|Woori Financial Group headquarters in central Seoul / Korea Times file|
Stock sell-off to help privatization of banking group for first time in 23 years
By Yi Whan-woo
Pan Ocean, the bulk carrier arm of Harim Group, is seeking to acquire up to a 10 percent stake in Woori Financial Group, industry sources said Thursday.
While Harim Group remained mum on the matter, its interest in Woori Financial Group is believed to be aimed at obtaining steady dividends as the U.S. Federal Reserve and central banks in other countries are set to increase their key interest rates, which is a plus factor in terms of strengthening the bottom lines of banks.

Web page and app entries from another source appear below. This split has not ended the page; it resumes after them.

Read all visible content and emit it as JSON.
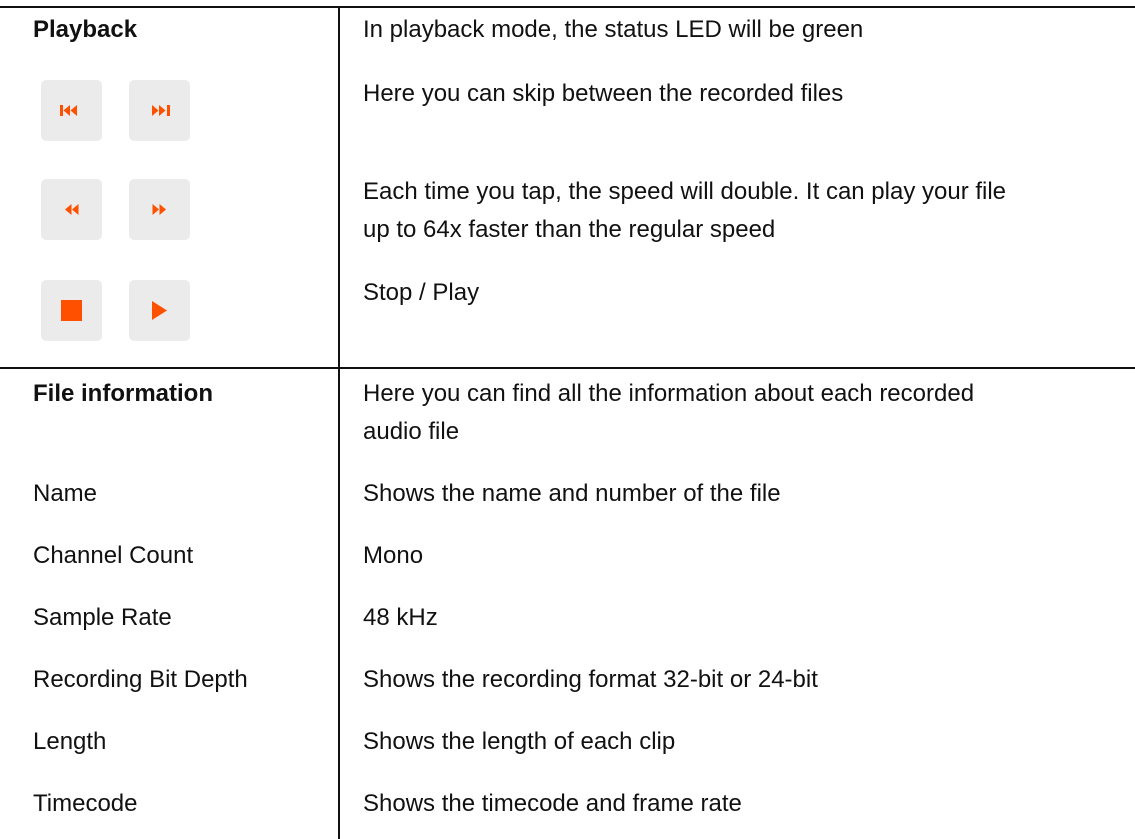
{
  "playback": {
    "heading": "Playback",
    "status_desc": "In playback mode, the status LED will be green",
    "skip_desc": "Here you can skip between the recorded files",
    "speed_desc_line1": "Each time you tap, the speed will double. It can play your file",
    "speed_desc_line2": "up to 64x faster than the regular speed",
    "stop_play_desc": "Stop / Play",
    "buttons": [
      {
        "icon": "skip-back-icon"
      },
      {
        "icon": "skip-forward-icon"
      },
      {
        "icon": "rewind-icon"
      },
      {
        "icon": "fast-forward-icon"
      },
      {
        "icon": "stop-icon"
      },
      {
        "icon": "play-icon"
      }
    ],
    "accent_color": "#ff5000"
  },
  "file_info": {
    "heading": "File information",
    "desc_line1": "Here you can find all the information about each recorded",
    "desc_line2": "audio file",
    "rows": [
      {
        "label": "Name",
        "value": "Shows the name and number of the file"
      },
      {
        "label": "Channel Count",
        "value": "Mono"
      },
      {
        "label": "Sample Rate",
        "value": "48 kHz"
      },
      {
        "label": "Recording Bit Depth",
        "value": "Shows the recording format 32-bit or 24-bit"
      },
      {
        "label": "Length",
        "value": "Shows the length of each clip"
      },
      {
        "label": "Timecode",
        "value": "Shows the timecode and frame rate"
      }
    ]
  }
}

Additionally, stock market analysts say Woori Financial Group's stock is undervalued.
Harim started as a small chicken farm, rising to become a major business conglomerate via sizable acquisitions. Its cash-cow affiliate Pan Ocean attempted to acquire the country's low-cost carrier Eastar Jet earlier this year.

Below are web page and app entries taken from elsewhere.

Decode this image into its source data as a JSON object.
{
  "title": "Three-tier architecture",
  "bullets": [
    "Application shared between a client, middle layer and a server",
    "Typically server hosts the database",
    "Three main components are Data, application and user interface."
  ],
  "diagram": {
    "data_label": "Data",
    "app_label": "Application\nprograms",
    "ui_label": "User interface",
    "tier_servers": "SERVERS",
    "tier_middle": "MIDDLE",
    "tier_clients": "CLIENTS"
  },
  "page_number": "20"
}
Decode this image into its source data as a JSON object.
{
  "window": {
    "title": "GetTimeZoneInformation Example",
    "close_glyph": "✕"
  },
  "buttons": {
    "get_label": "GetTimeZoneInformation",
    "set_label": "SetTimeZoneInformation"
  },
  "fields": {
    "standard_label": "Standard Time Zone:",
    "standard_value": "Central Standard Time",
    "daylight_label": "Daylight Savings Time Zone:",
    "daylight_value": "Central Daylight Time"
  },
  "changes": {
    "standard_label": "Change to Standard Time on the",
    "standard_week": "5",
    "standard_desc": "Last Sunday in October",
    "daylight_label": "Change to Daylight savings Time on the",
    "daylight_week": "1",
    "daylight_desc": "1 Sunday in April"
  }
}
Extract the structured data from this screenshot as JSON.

"The banking sector is anticipated to boost profits from the increased interest rate and Woori Financial Group will not be an exception," an analyst said. "The more they buy Woori Financial Group shares, the higher the chances of potential returns."
The sources said the shipping company is among 18 interested parties, including private equity funds (PEFs) and overseas investors that applied to acquire the stake in Woori Financial Group.

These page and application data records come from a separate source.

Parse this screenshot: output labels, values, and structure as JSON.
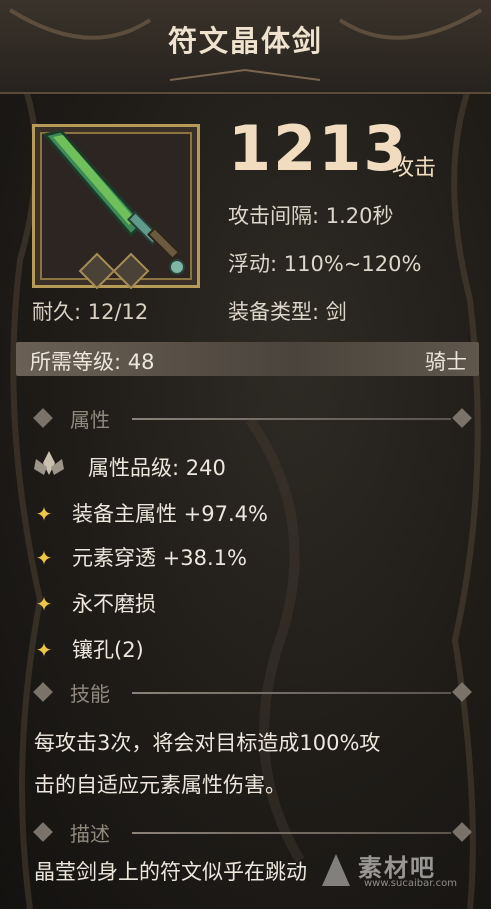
{
  "title": "符文晶体剑",
  "weapon": {
    "durability": "耐久: 12/12",
    "attack_value": "1213",
    "attack_label": "攻击",
    "interval": "攻击间隔: 1.20秒",
    "float": "浮动: 110%~120%",
    "type": "装备类型: 剑"
  },
  "requirement": {
    "level": "所需等级: 48",
    "class": "骑士"
  },
  "sections": {
    "attributes": "属性",
    "skill": "技能",
    "description": "描述"
  },
  "attributes": {
    "grade": "属性品级: 240",
    "items": [
      "装备主属性 +97.4%",
      "元素穿透 +38.1%",
      "永不磨损",
      "镶孔(2)"
    ]
  },
  "skill": {
    "line1": "每攻击3次，将会对目标造成100%攻",
    "line2": "击的自适应元素属性伤害。"
  },
  "description": {
    "text": "晶莹剑身上的符文似乎在跳动"
  },
  "watermark": {
    "text": "素材吧",
    "url": "www.sucaibar.com"
  },
  "colors": {
    "gold_frame": "#b59a58",
    "star": "#f0c64a",
    "attack_text": "#f1dcc0"
  },
  "icons": [
    "sword-icon",
    "star-icon",
    "lotus-grade-icon",
    "diamond-ornament-icon"
  ]
}
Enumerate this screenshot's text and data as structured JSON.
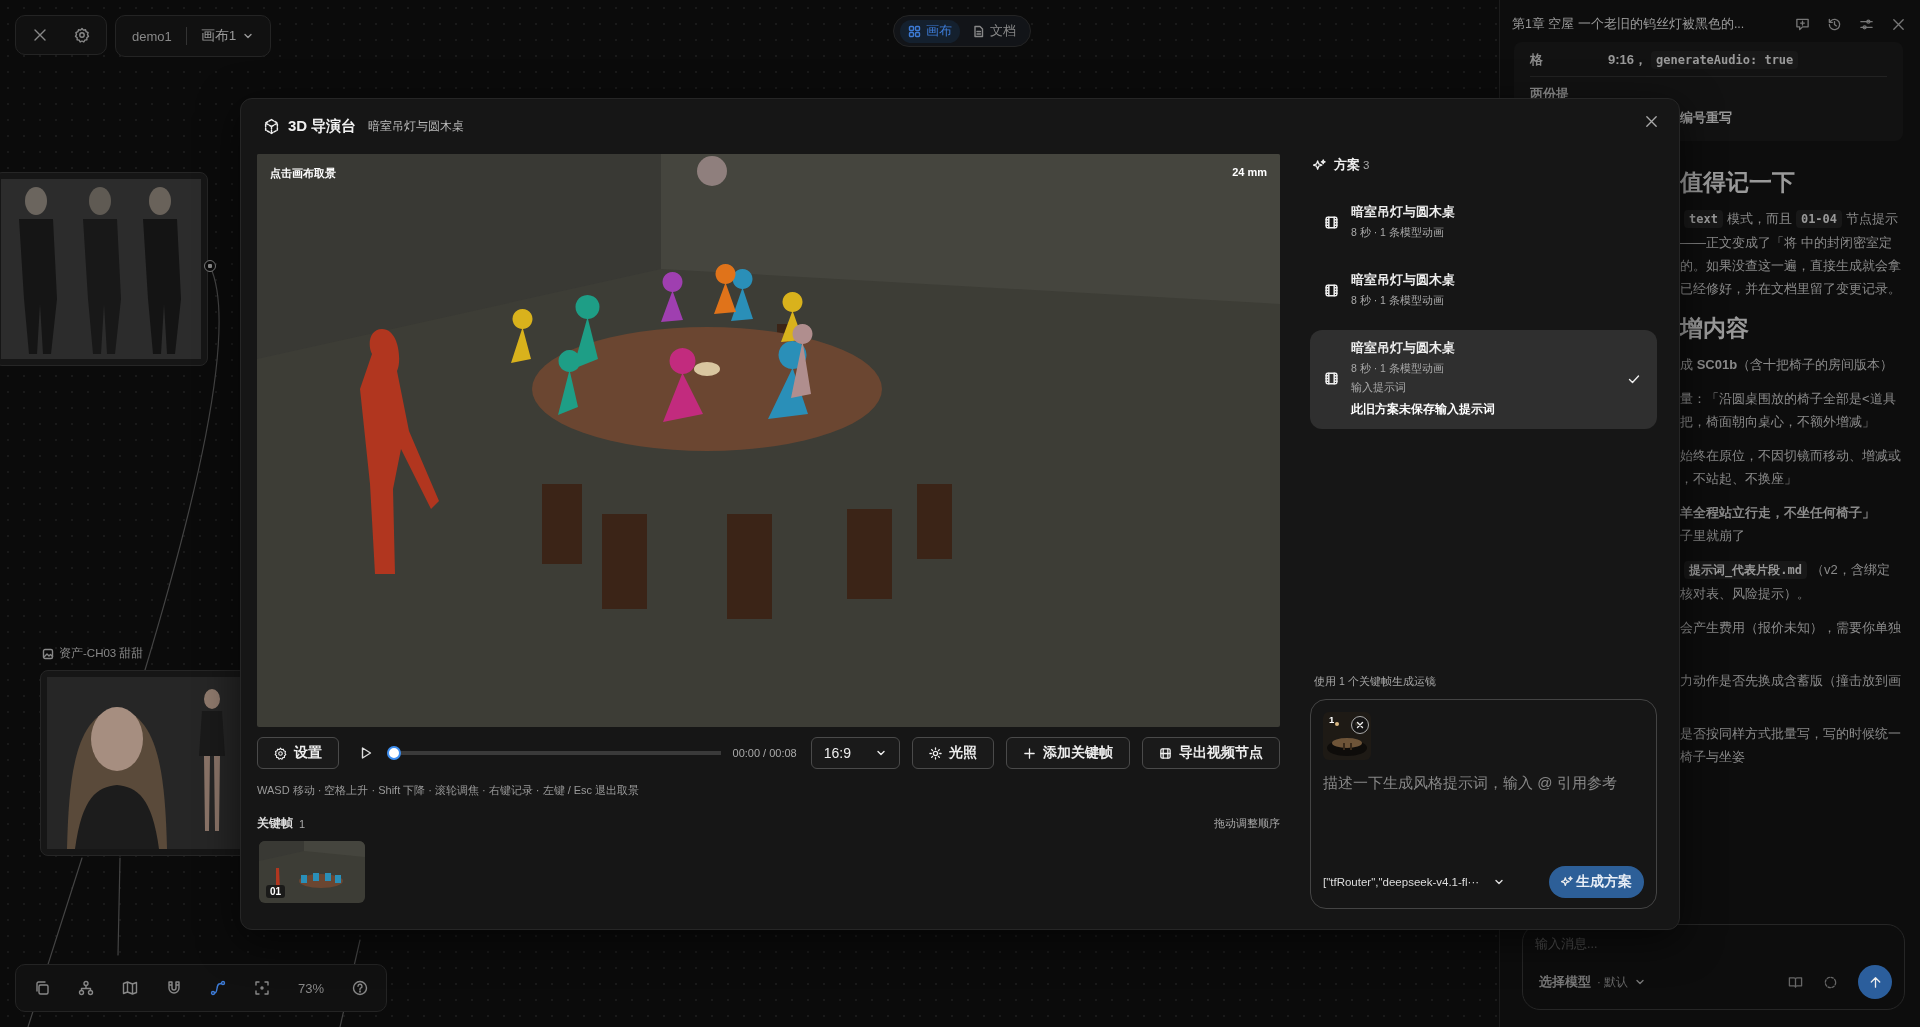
{
  "canvas": {
    "project": {
      "name": "demo1",
      "canvas": "画布1"
    },
    "view_tabs": [
      {
        "label": "画布",
        "kind": "canvas",
        "selected": true
      },
      {
        "label": "文档",
        "kind": "document",
        "selected": false
      }
    ],
    "asset_node": {
      "label": "资产-CH03 甜甜"
    },
    "toolbar": {
      "tools": [
        {
          "kind": "pages",
          "selected": false
        },
        {
          "kind": "tree",
          "selected": false
        },
        {
          "kind": "map",
          "selected": false
        },
        {
          "kind": "magnet",
          "selected": false
        },
        {
          "kind": "path",
          "selected": true
        },
        {
          "kind": "focus",
          "selected": false
        }
      ],
      "zoom": "73%"
    }
  },
  "modal": {
    "title": "3D 导演台",
    "subtitle": "暗室吊灯与圆木桌",
    "viewport": {
      "hint": "点击画布取景",
      "focal": "24 mm"
    },
    "controls": {
      "settings": "设置",
      "level": 0,
      "time": "00:00 / 00:08",
      "aspect": "16:9",
      "lighting": "光照",
      "add_keyframe": "添加关键帧",
      "export": "导出视频节点"
    },
    "shortcuts": "WASD 移动 · 空格上升 · Shift 下降 · 滚轮调焦 · 右键记录 · 左键 / Esc 退出取景",
    "keyframes": {
      "title": "关键帧",
      "count": "1",
      "hint": "拖动调整顺序",
      "items": [
        {
          "label": "01"
        }
      ]
    },
    "schemes": {
      "title": "方案",
      "count": "3",
      "items": [
        {
          "title": "暗室吊灯与圆木桌",
          "meta": "8 秒 · 1 条模型动画",
          "selected": false
        },
        {
          "title": "暗室吊灯与圆木桌",
          "meta": "8 秒 · 1 条模型动画",
          "selected": false
        },
        {
          "title": "暗室吊灯与圆木桌",
          "meta": "8 秒 · 1 条模型动画",
          "prompt_label": "输入提示词",
          "note": "此旧方案未保存输入提示词",
          "selected": true
        }
      ]
    },
    "composer": {
      "caption": "使用 1 个关键帧生成运镜",
      "attachments": [
        {
          "badge": "1"
        }
      ],
      "placeholder": "描述一下生成风格提示词，输入 @ 引用参考",
      "model": "[\"tfRouter\",\"deepseek-v4.1-fl···",
      "submit": "生成方案"
    }
  },
  "document": {
    "title": "第1章 空屋 一个老旧的钨丝灯被黑色的...",
    "table": [
      {
        "kind": "inline",
        "label": "格",
        "parts": [
          {
            "text": "9:16，",
            "code": false
          },
          {
            "text": "generateAudio: true",
            "code": true
          }
        ]
      },
      {
        "kind": "stacked",
        "label": "两份提",
        "parts": [
          {
            "text": "编号重写",
            "code": false
          }
        ]
      }
    ],
    "blocks": [
      {
        "kind": "heading",
        "text": "值得记一下"
      },
      {
        "kind": "paragraph",
        "lines": [
          [
            {
              "text": "text",
              "code": true
            },
            {
              "text": "模式，而且",
              "code": false
            },
            {
              "text": "01-04",
              "code": true
            },
            {
              "text": "节点提示",
              "code": false
            }
          ],
          [
            {
              "text": "——正文变成了「将  中的封闭密室定",
              "code": false
            }
          ],
          [
            {
              "text": "的。如果没查这一遍，直接生成就会拿",
              "code": false
            }
          ],
          [
            {
              "text": "已经修好，并在文档里留了变更记录。",
              "code": false
            }
          ]
        ]
      },
      {
        "kind": "heading",
        "text": "增内容"
      },
      {
        "kind": "paragraph",
        "lines": [
          [
            {
              "text": "成 **SC01b**（含十把椅子的房间版本）",
              "code": false
            }
          ]
        ]
      },
      {
        "kind": "paragraph",
        "lines": [
          [
            {
              "text": "量：「沿圆桌围放的椅子全部是<道具",
              "code": false
            }
          ],
          [
            {
              "text": "把，椅面朝向桌心，不额外增减」",
              "code": false
            }
          ]
        ]
      },
      {
        "kind": "paragraph",
        "lines": [
          [
            {
              "text": "始终在原位，不因切镜而移动、增减或",
              "code": false
            }
          ],
          [
            {
              "text": "，不站起、不换座」",
              "code": false
            }
          ]
        ]
      },
      {
        "kind": "paragraph",
        "lines": [
          [
            {
              "text": "**羊全程站立行走，不坐任何椅子」**",
              "code": false
            }
          ],
          [
            {
              "text": "子里就崩了",
              "code": false
            }
          ]
        ]
      },
      {
        "kind": "paragraph",
        "lines": [
          [
            {
              "text": "提示词_代表片段.md",
              "code": true
            },
            {
              "text": "（v2，含绑定",
              "code": false
            }
          ],
          [
            {
              "text": "核对表、风险提示）。",
              "code": false
            }
          ]
        ]
      },
      {
        "kind": "paragraph",
        "lines": [
          [
            {
              "text": "会产生费用（报价未知），需要你单独",
              "code": false
            }
          ]
        ]
      },
      {
        "kind": "paragraph",
        "lines": [
          [
            {
              "text": "力动作是否先换成含蓄版（撞击放到画",
              "code": false
            }
          ]
        ]
      },
      {
        "kind": "paragraph",
        "lines": [
          [
            {
              "text": "是否按同样方式批量写，写的时候统一",
              "code": false
            }
          ],
          [
            {
              "text": "椅子与坐姿",
              "code": false
            }
          ]
        ]
      }
    ],
    "chat": {
      "placeholder": "输入消息...",
      "model_label": "选择模型",
      "model_value": "· 默认"
    }
  }
}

|The main entrance of state-run Korea Deposit Insurance Corp. / Korea Times file|
The planned sell-off is being carried out by Korea Deposit Insurance Corp. (KDIC), a state-run institution and the largest shareholder of the banking group, under the approval of the Public Fund Oversight Committee.
The committee, comprised of private- and public-sector representatives, is tasked with outlining the guidelines for the corporate restructuring of financial institutions funded by taxpayers' money and retrieving the capital at an optimal time.
KDIC wants to liquidate a maximum 10 percent of the 15.13 percent stake it owns in Woori.
The sell-off is seen as a lucrative opportunity for investors, as KDIC wants to fully privatize the banking group by next year.
If realized, Woori Financial Group will be completely free of government ownership for the first time in 23 years, after it was created in 2001 by combining a number of Korean banks that had become insolvent during the 1997-98 financial crisis.
Back then, the government injected 12.7 trillion won ($10.6 billion) into the ailing lenders.
The KDIC did not reveal more about the 18 applicants, citing privacy reasons.
When asked about the benefits the successful applicant could expect, a KDIC official said, "a much-anticipated surge in Woori Financial Group stock prices."
"The sell-off of its 10 percent stake means KDIC will lose its rights as a non-executive director and this is expected to result in a rise in the stock price," the official said on condition of anonymity.
The official noted that the government retrieved 89.6 percent of the state capital injected into the banking group, including a two percent stake that was sold in April through block sales and open bidding.
The KDIC also plans to liquidate the last remaining 5.13 percent stake at "the nearest possible date."
Whoever purchases the entire 10 percent stake in Woori Financial Group will emerge as its biggest shareholder, ahead of the National Pension Service with 9.8 percent.